It’s always interesting when a chef goes out on his or her own for the first time after working in the kitchens of one or two (or a slew of) colleagues, so I was curious to discover chef Frédéric Duca’s new L’Instant d’Or. Duca has worked for a real rogue’s gallery of great chefs, including Gérard Passédat of Le Petit Nice in Marseille and the compulsively itinerant Michel del Burgo, and most recently with Hélène Darroze at her eponymous Left Bank table. On our arrival, things did not get off to a very auspicious start—the modern decor of Duca’s three small dining rooms is attractive but chilly, and the welcome offered a curious and rather archly unctuous pastiche of the good service expected in a restaurant so expensive. But when our first courses arrived, all was instantly well in the world. Plump langoustines in citrusy foam were served with girolle mushrooms and chestnut shavings, and a clever open raviolo filled with deeply flavored duxelles was topped with lardo di colonnata, and both were superb. Our main courses—butter-poached lobster on squid-ink tagliolini, and scallops with ham and delicate hazelnut wafers—were fascinating, simultaneously refined and rustic. Desserts by talented Japanese pastry chef Kiriko Nakamura were dramatically graphic, light and refreshing fruit-based compositions. Although the place isn’t cheap, prices are reasonable given the remarkably high caliber of Duca’s cooking.

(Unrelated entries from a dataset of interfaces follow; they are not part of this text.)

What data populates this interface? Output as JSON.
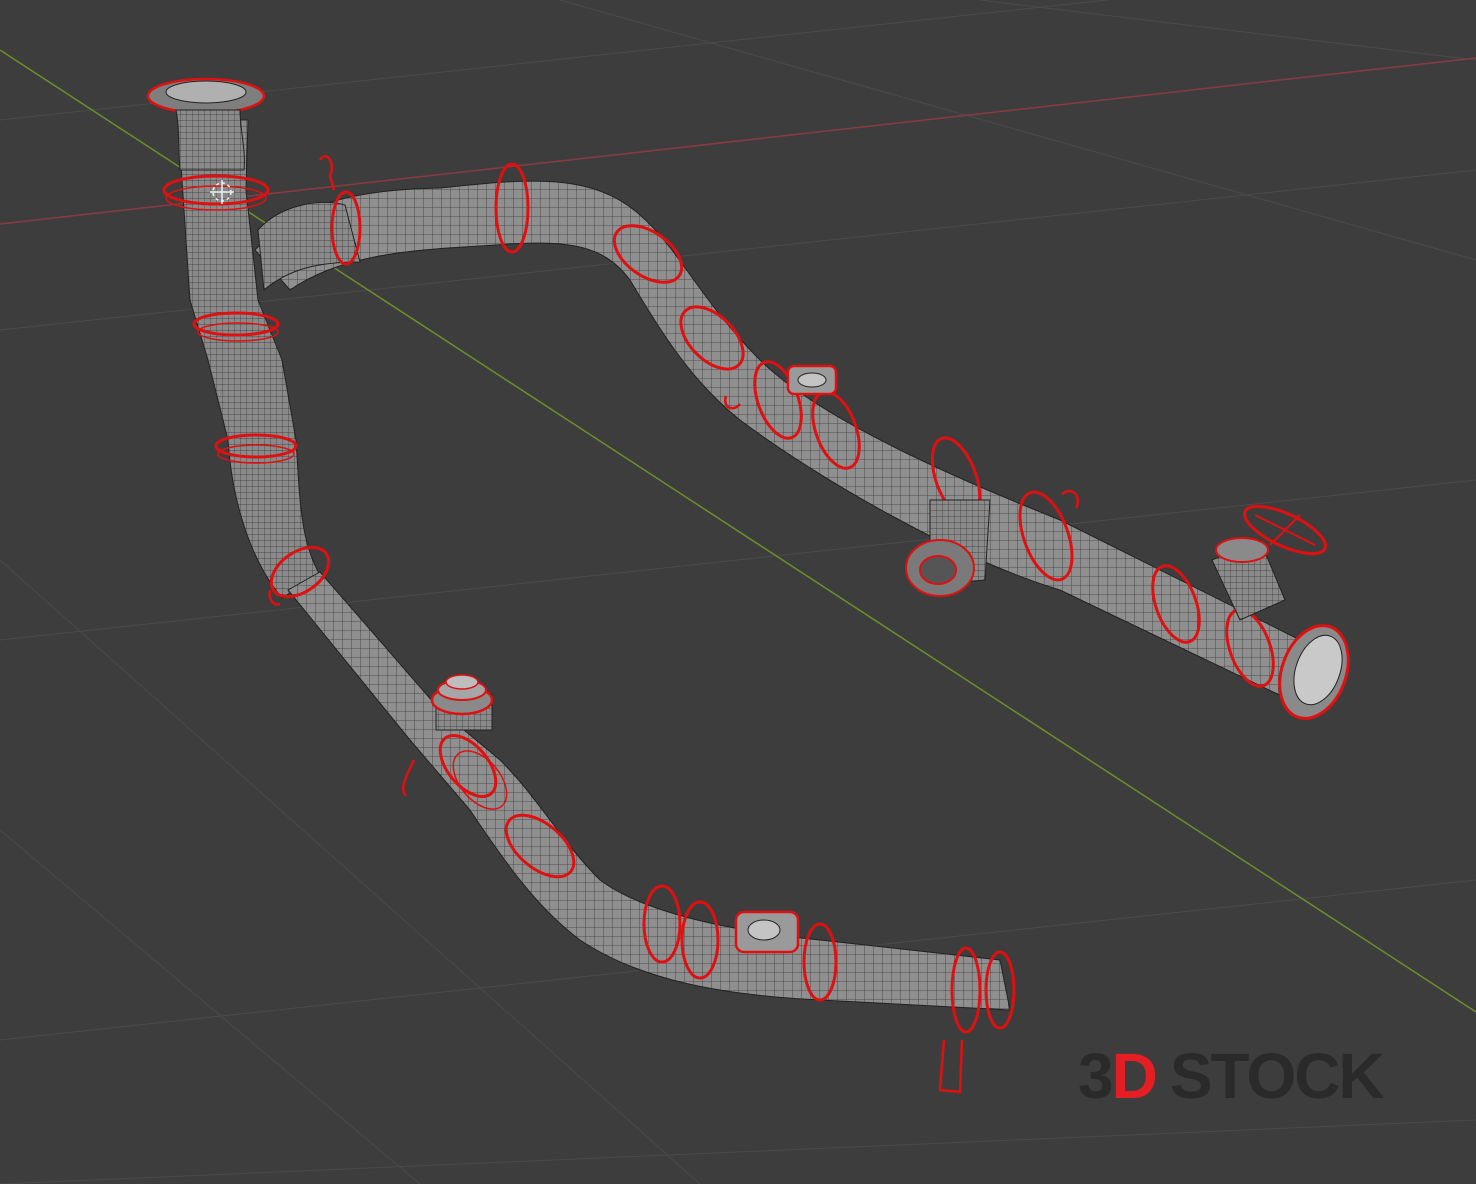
{
  "viewport": {
    "background": "#3d3d3d",
    "grid_color": "#4a4a4a",
    "x_axis_color": "#8a3b42",
    "y_axis_color": "#6b8f2a",
    "mesh_fill": "#8c8c8c",
    "wire_color": "#2a2a2a",
    "edge_highlight_color": "#e01010"
  },
  "watermark": {
    "part_3": "3",
    "part_d": "D",
    "part_stock": "STOCK",
    "accent": "#e51e24",
    "dark": "#2a2a2a"
  }
}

36 ave George V, 8th, Métro: George V.

Lunch menus €42–€49, dinner menu dégustation €98; à la carte €95 per person without wine.

Originally published in the May 2012 issue of France Today

Alexander Lobrano’s book Hungry for Paris is published by Random House. Find Hungry for Paris and more in the France Today Bookstore.